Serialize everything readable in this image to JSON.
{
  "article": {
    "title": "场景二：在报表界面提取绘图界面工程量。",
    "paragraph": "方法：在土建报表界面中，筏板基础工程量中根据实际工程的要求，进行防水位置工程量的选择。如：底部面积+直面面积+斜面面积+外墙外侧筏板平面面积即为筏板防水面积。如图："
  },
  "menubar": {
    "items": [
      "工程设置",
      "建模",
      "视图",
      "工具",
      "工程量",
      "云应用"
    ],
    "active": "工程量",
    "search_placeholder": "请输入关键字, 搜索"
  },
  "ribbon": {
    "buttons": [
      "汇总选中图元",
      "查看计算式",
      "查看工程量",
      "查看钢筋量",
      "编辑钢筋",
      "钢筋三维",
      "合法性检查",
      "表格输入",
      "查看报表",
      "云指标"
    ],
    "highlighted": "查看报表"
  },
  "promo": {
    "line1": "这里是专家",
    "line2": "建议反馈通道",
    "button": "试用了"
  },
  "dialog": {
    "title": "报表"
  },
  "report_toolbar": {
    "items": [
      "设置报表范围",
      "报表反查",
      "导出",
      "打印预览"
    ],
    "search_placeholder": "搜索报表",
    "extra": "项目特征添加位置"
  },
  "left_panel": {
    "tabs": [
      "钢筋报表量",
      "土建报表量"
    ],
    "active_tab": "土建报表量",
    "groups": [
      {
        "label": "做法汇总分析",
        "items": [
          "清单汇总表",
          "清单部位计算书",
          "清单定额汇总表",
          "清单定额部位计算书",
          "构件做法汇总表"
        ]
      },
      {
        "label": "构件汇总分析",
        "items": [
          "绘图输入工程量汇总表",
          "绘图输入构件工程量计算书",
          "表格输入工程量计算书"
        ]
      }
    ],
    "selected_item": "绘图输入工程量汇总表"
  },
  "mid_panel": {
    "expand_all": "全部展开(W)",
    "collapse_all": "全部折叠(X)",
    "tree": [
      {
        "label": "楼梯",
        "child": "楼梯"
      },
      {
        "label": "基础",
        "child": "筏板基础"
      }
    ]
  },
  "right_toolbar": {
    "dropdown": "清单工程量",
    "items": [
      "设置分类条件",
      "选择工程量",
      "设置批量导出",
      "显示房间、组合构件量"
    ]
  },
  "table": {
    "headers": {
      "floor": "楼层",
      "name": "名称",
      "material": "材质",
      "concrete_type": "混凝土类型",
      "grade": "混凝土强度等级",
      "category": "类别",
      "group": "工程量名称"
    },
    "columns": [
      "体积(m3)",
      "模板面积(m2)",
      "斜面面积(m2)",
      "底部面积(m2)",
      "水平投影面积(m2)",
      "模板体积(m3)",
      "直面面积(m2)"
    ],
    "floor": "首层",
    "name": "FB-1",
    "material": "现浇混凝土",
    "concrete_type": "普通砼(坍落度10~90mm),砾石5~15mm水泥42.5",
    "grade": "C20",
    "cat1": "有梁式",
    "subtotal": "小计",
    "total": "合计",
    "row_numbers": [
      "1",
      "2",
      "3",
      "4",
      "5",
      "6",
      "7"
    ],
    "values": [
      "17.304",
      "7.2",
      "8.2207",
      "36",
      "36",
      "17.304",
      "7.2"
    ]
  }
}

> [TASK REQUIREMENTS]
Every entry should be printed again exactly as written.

> [FINISHED TASK]
Serialize everything readable in this image to JSON.
{
  "article": {
    "title": "场景二：在报表界面提取绘图界面工程量。",
    "paragraph": "方法：在土建报表界面中，筏板基础工程量中根据实际工程的要求，进行防水位置工程量的选择。如：底部面积+直面面积+斜面面积+外墙外侧筏板平面面积即为筏板防水面积。如图："
  },
  "menubar": {
    "items": [
      "工程设置",
      "建模",
      "视图",
      "工具",
      "工程量",
      "云应用"
    ],
    "active": "工程量",
    "search_placeholder": "请输入关键字, 搜索"
  },
  "ribbon": {
    "buttons": [
      "汇总选中图元",
      "查看计算式",
      "查看工程量",
      "查看钢筋量",
      "编辑钢筋",
      "钢筋三维",
      "合法性检查",
      "表格输入",
      "查看报表",
      "云指标"
    ],
    "highlighted": "查看报表"
  },
  "promo": {
    "line1": "这里是专家",
    "line2": "建议反馈通道",
    "button": "试用了"
  },
  "dialog": {
    "title": "报表"
  },
  "report_toolbar": {
    "items": [
      "设置报表范围",
      "报表反查",
      "导出",
      "打印预览"
    ],
    "search_placeholder": "搜索报表",
    "extra": "项目特征添加位置"
  },
  "left_panel": {
    "tabs": [
      "钢筋报表量",
      "土建报表量"
    ],
    "active_tab": "土建报表量",
    "groups": [
      {
        "label": "做法汇总分析",
        "items": [
          "清单汇总表",
          "清单部位计算书",
          "清单定额汇总表",
          "清单定额部位计算书",
          "构件做法汇总表"
        ]
      },
      {
        "label": "构件汇总分析",
        "items": [
          "绘图输入工程量汇总表",
          "绘图输入构件工程量计算书",
          "表格输入工程量计算书"
        ]
      }
    ],
    "selected_item": "绘图输入工程量汇总表"
  },
  "mid_panel": {
    "expand_all": "全部展开(W)",
    "collapse_all": "全部折叠(X)",
    "tree": [
      {
        "label": "楼梯",
        "child": "楼梯"
      },
      {
        "label": "基础",
        "child": "筏板基础"
      }
    ]
  },
  "right_toolbar": {
    "dropdown": "清单工程量",
    "items": [
      "设置分类条件",
      "选择工程量",
      "设置批量导出",
      "显示房间、组合构件量"
    ]
  },
  "table": {
    "headers": {
      "floor": "楼层",
      "name": "名称",
      "material": "材质",
      "concrete_type": "混凝土类型",
      "grade": "混凝土强度等级",
      "category": "类别",
      "group": "工程量名称"
    },
    "columns": [
      "体积(m3)",
      "模板面积(m2)",
      "斜面面积(m2)",
      "底部面积(m2)",
      "水平投影面积(m2)",
      "模板体积(m3)",
      "直面面积(m2)"
    ],
    "floor": "首层",
    "name": "FB-1",
    "material": "现浇混凝土",
    "concrete_type": "普通砼(坍落度10~90mm),砾石5~15mm水泥42.5",
    "grade": "C20",
    "cat1": "有梁式",
    "subtotal": "小计",
    "total": "合计",
    "row_numbers": [
      "1",
      "2",
      "3",
      "4",
      "5",
      "6",
      "7"
    ],
    "values": [
      "17.304",
      "7.2",
      "8.2207",
      "36",
      "36",
      "17.304",
      "7.2"
    ]
  }
}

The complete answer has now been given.